This is a large butterfly with a wingspan of 8cm (females are slightly bigger than males). Adults have grey-black wings with white markings. The hind wings have two black, blue and reddish-orange ‘eyespots’. The caterpillar is a serious pest of many species of citrus. While young, it resembles a bird dropping, and can easily be overlooked. As it matures, it turns a uniform green.
The adult caterpillar can be up to 4,5cm in length. If disturbed, it rears up and displays a smelly, bright orange forked-like structure (the osmetrium) behind its head. This has given the caterpillar the common name ‘orange dog’. The caterpillar takes a month to mature. Three generations are seen every year – at spring, summer and autumn.

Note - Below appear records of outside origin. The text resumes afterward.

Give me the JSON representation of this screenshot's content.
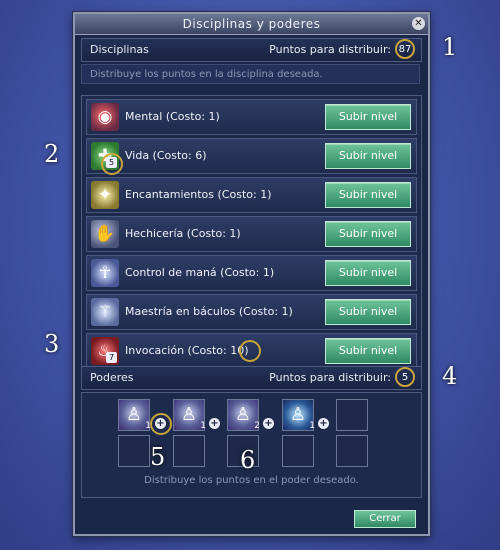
{
  "window": {
    "title": "Disciplinas y poderes",
    "close_glyph": "✕"
  },
  "disciplines": {
    "header_label": "Disciplinas",
    "points_label": "Puntos para distribuir:",
    "points_value": "87",
    "hint": "Distribuye los puntos en la disciplina deseada.",
    "items": [
      {
        "label": "Mental (Costo: 1)",
        "icon": "brain-eye-icon",
        "glyph": "◉",
        "badge": "",
        "button": "Subir nivel"
      },
      {
        "label": "Vida (Costo: 6)",
        "icon": "green-cross-icon",
        "glyph": "✚",
        "badge": "5",
        "button": "Subir nivel"
      },
      {
        "label": "Encantamientos (Costo: 1)",
        "icon": "sparkle-orb-icon",
        "glyph": "✦",
        "badge": "",
        "button": "Subir nivel"
      },
      {
        "label": "Hechicería (Costo: 1)",
        "icon": "raised-hand-icon",
        "glyph": "✋",
        "badge": "",
        "button": "Subir nivel"
      },
      {
        "label": "Control de maná (Costo: 1)",
        "icon": "mage-figure-icon",
        "glyph": "☥",
        "badge": "",
        "button": "Subir nivel"
      },
      {
        "label": "Maestría en báculos (Costo: 1)",
        "icon": "staff-icon",
        "glyph": "⚚",
        "badge": "",
        "button": "Subir nivel"
      },
      {
        "label": "Invocación (Costo: 10)",
        "icon": "red-summon-icon",
        "glyph": "♨",
        "badge": "7",
        "button": "Subir nivel"
      }
    ]
  },
  "powers": {
    "header_label": "Poderes",
    "points_label": "Puntos para distribuir:",
    "points_value": "5",
    "slots_row1": [
      {
        "icon": "power-figure-icon",
        "glyph": "♙",
        "level": "1"
      },
      {
        "icon": "power-figure-icon",
        "glyph": "♙",
        "level": "1"
      },
      {
        "icon": "power-figure-icon",
        "glyph": "♙",
        "level": "2"
      },
      {
        "icon": "power-aura-icon",
        "glyph": "♙",
        "level": "1"
      },
      {
        "icon": "",
        "glyph": "",
        "level": ""
      }
    ],
    "hint": "Distribuye los puntos en el poder deseado."
  },
  "footer": {
    "close_button": "Cerrar"
  },
  "callouts": [
    "1",
    "2",
    "3",
    "4",
    "5",
    "6"
  ],
  "colors": {
    "accent_ring": "#c8a43a",
    "button_green": "#2f8a64",
    "panel": "#1b2746"
  }
}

The caterpillar chews the leaves, reducing the plant’s ability to photosynthesise and stunting its growth. Well-established trees usually survive an infestation (unless it is very heavy). The caterpillars can harm younger trees and kill small trees, however.
The female lays individual eggs on the underside of leaves of a wide range of food plants, not just citrus species, although these are its favourites. The egg is round and whitish. Depending on the air temperature, it takes six or seven days to hatch.
Use chemical insecticide only if there is a very large infestation of caterpillars and they are damaging the tree. Otherwise, simply pick the caterpillars off by hand or sprinkle diatomaceous earth on the leaves. The eggs and larvae of the citrus swallowtail is parasitised by a number of wasp species. The wasp larvae eat the caterpillar from the inside. Larger caterpillars may be eaten by birds.
Please note: this series is intended mainly as a guide to identifying pests. The control methods discussed are merely suggestions.
For help with area- or crop-specific measures, please consult your agricultural extension officer.
Paul Donovan is based in Botswana, where he advises farmers on controlling crop pests.